Now we're down to the nitty gritty. Ariat really do make the best boots on the market, lightweight, weatherproof, hardwearing and exceptionally comfortable – worth every penny – honestly. I’d go for short boots (like the Waterproof Telluride) and half chaps (Performance Equestrian again make to measure as do Just Chaps) , as these are easier to run in. Don’t think you won’t be running at some point. Wool socks will breathe and keep feet cosy at night, and some Goretex socks or Sealskinz would be an idea for those days where you’re crossing rivers and splashing through floodplains, or just those days you're getting rained on – one out of 5 days are usually wet in August.
Again , some folks appreciate some compression in their feet and ankles because they take a hammering on the race. This is something to experiment with, know your body and how it responds to a repeated kicking.

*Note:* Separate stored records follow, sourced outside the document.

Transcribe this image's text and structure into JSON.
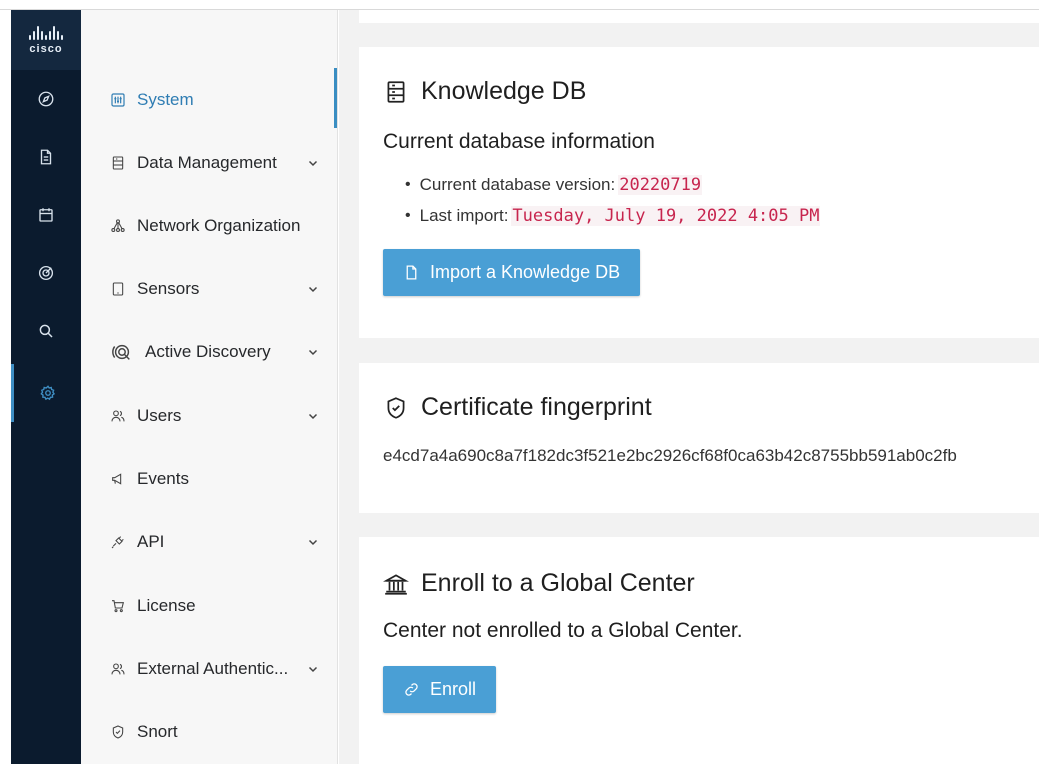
{
  "logo": {
    "text": "cisco"
  },
  "rail": {
    "items": [
      {
        "icon": "compass-icon",
        "name": "explore"
      },
      {
        "icon": "document-icon",
        "name": "reports"
      },
      {
        "icon": "calendar-icon",
        "name": "events"
      },
      {
        "icon": "target-icon",
        "name": "detection"
      },
      {
        "icon": "search-icon",
        "name": "search"
      },
      {
        "icon": "gear-icon",
        "name": "admin",
        "active": true
      }
    ]
  },
  "subnav": {
    "items": [
      {
        "label": "System",
        "icon": "sliders-icon",
        "active": true,
        "expandable": false
      },
      {
        "label": "Data Management",
        "icon": "database-icon",
        "expandable": true
      },
      {
        "label": "Network Organization",
        "icon": "network-icon",
        "expandable": false
      },
      {
        "label": "Sensors",
        "icon": "tablet-icon",
        "expandable": true
      },
      {
        "label": "Active Discovery",
        "icon": "radar-icon",
        "expandable": true
      },
      {
        "label": "Users",
        "icon": "users-icon",
        "expandable": true
      },
      {
        "label": "Events",
        "icon": "megaphone-icon",
        "expandable": false
      },
      {
        "label": "API",
        "icon": "plug-icon",
        "expandable": true
      },
      {
        "label": "License",
        "icon": "cart-icon",
        "expandable": false
      },
      {
        "label": "External Authentic...",
        "icon": "users-icon",
        "expandable": true
      },
      {
        "label": "Snort",
        "icon": "shield-icon",
        "expandable": false
      }
    ]
  },
  "knowledge_db": {
    "title": "Knowledge DB",
    "subheading": "Current database information",
    "version_label": "Current database version:",
    "version_value": "20220719",
    "import_label": "Last import:",
    "import_value": "Tuesday, July 19, 2022 4:05 PM",
    "button_label": "Import a Knowledge DB"
  },
  "certificate": {
    "title": "Certificate fingerprint",
    "fingerprint": "e4cd7a4a690c8a7f182dc3f521e2bc2926cf68f0ca63b42c8755bb591ab0c2fb"
  },
  "global_center": {
    "title": "Enroll to a Global Center",
    "status": "Center not enrolled to a Global Center.",
    "button_label": "Enroll"
  },
  "colors": {
    "rail_bg": "#0b1b2e",
    "accent": "#3a8ec2",
    "button_bg": "#4a9fd5",
    "code_text": "#c7254e"
  }
}
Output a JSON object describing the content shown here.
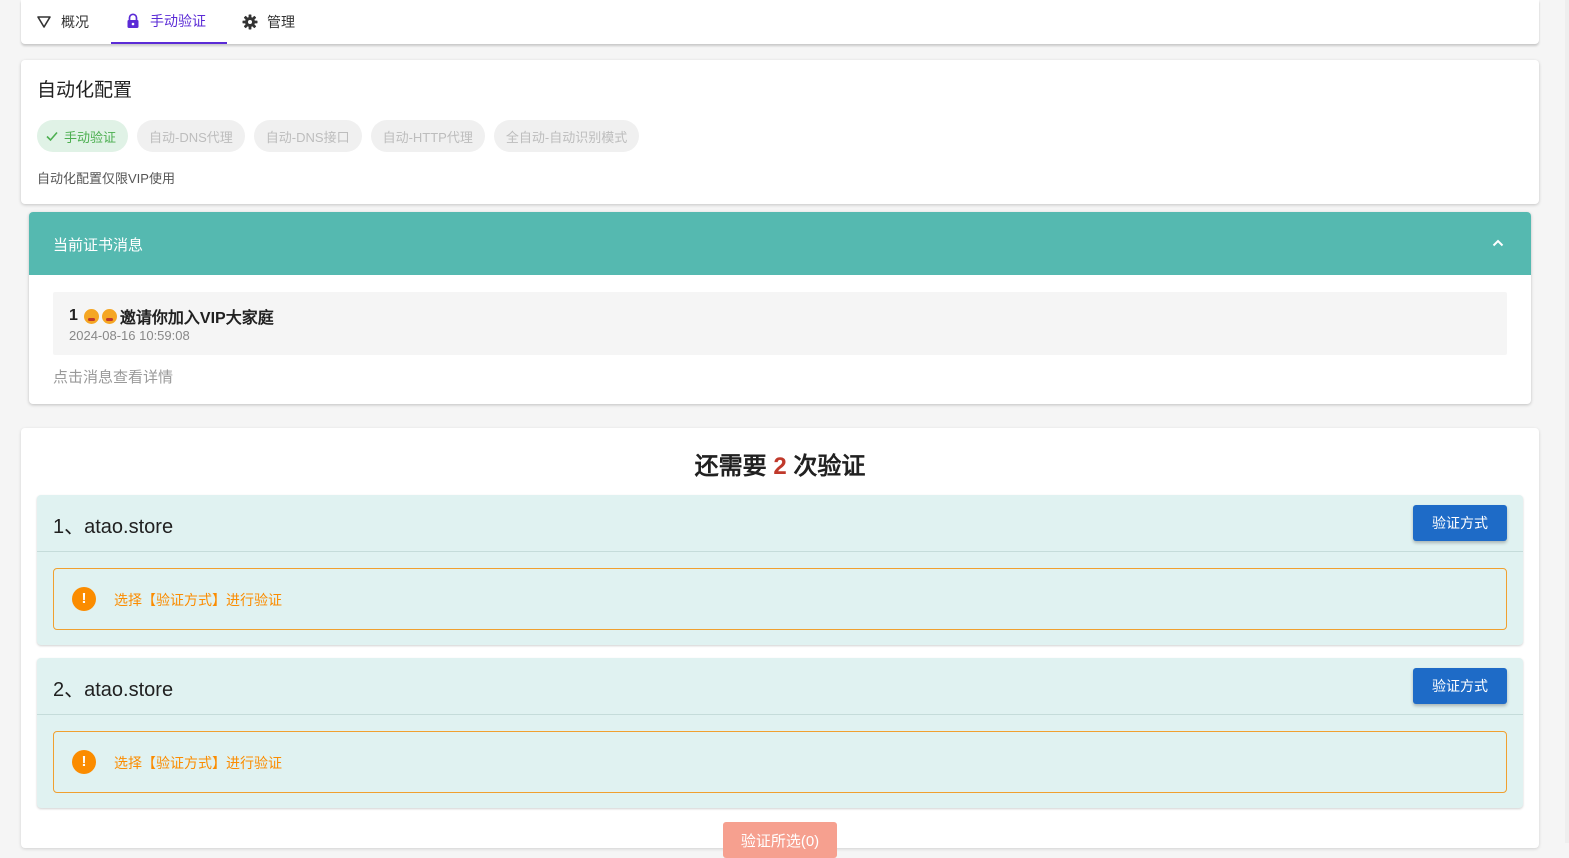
{
  "tabs": [
    {
      "label": "概况",
      "icon": "filter-icon"
    },
    {
      "label": "手动验证",
      "icon": "lock-icon",
      "active": true
    },
    {
      "label": "管理",
      "icon": "gear-icon"
    }
  ],
  "auto_config": {
    "title": "自动化配置",
    "options": [
      {
        "label": "手动验证",
        "selected": true
      },
      {
        "label": "自动-DNS代理",
        "selected": false
      },
      {
        "label": "自动-DNS接口",
        "selected": false
      },
      {
        "label": "自动-HTTP代理",
        "selected": false
      },
      {
        "label": "全自动-自动识别模式",
        "selected": false
      }
    ],
    "note": "自动化配置仅限VIP使用"
  },
  "cert_messages": {
    "title": "当前证书消息",
    "items": [
      {
        "index": "1",
        "title": "邀请你加入VIP大家庭",
        "time": "2024-08-16 10:59:08"
      }
    ],
    "hint": "点击消息查看详情"
  },
  "verify": {
    "title_prefix": "还需要",
    "remaining": "2",
    "title_suffix": "次验证",
    "domains": [
      {
        "name": "1、atao.store",
        "button": "验证方式",
        "alert": "选择【验证方式】进行验证"
      },
      {
        "name": "2、atao.store",
        "button": "验证方式",
        "alert": "选择【验证方式】进行验证"
      }
    ],
    "submit_label": "验证所选(0)"
  },
  "colors": {
    "accent_tab": "#5b2bd6",
    "panel_header": "#55b9b0",
    "button_primary": "#1e6bc7",
    "warning": "#fb8c00",
    "chip_active": "#4caf50",
    "count": "#c0392b"
  }
}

Stirrups- consider these a really important part of your kit – you need to know what type of stirrup is going to suit and help you along the journey. The same goes for the question of leathers or fenders – which ever you choose they must be able to thread through the stirrup bars. The stirrup slots are 1.5 inches. There are many different types of endurance type stirrups but they may just not suit you – beg, borrow or steal some different ones to try as you build on your training. Those of you in the UK or coming through the UK are welcome to try from me. Honestly chaps, get it right before you come to Mongolia!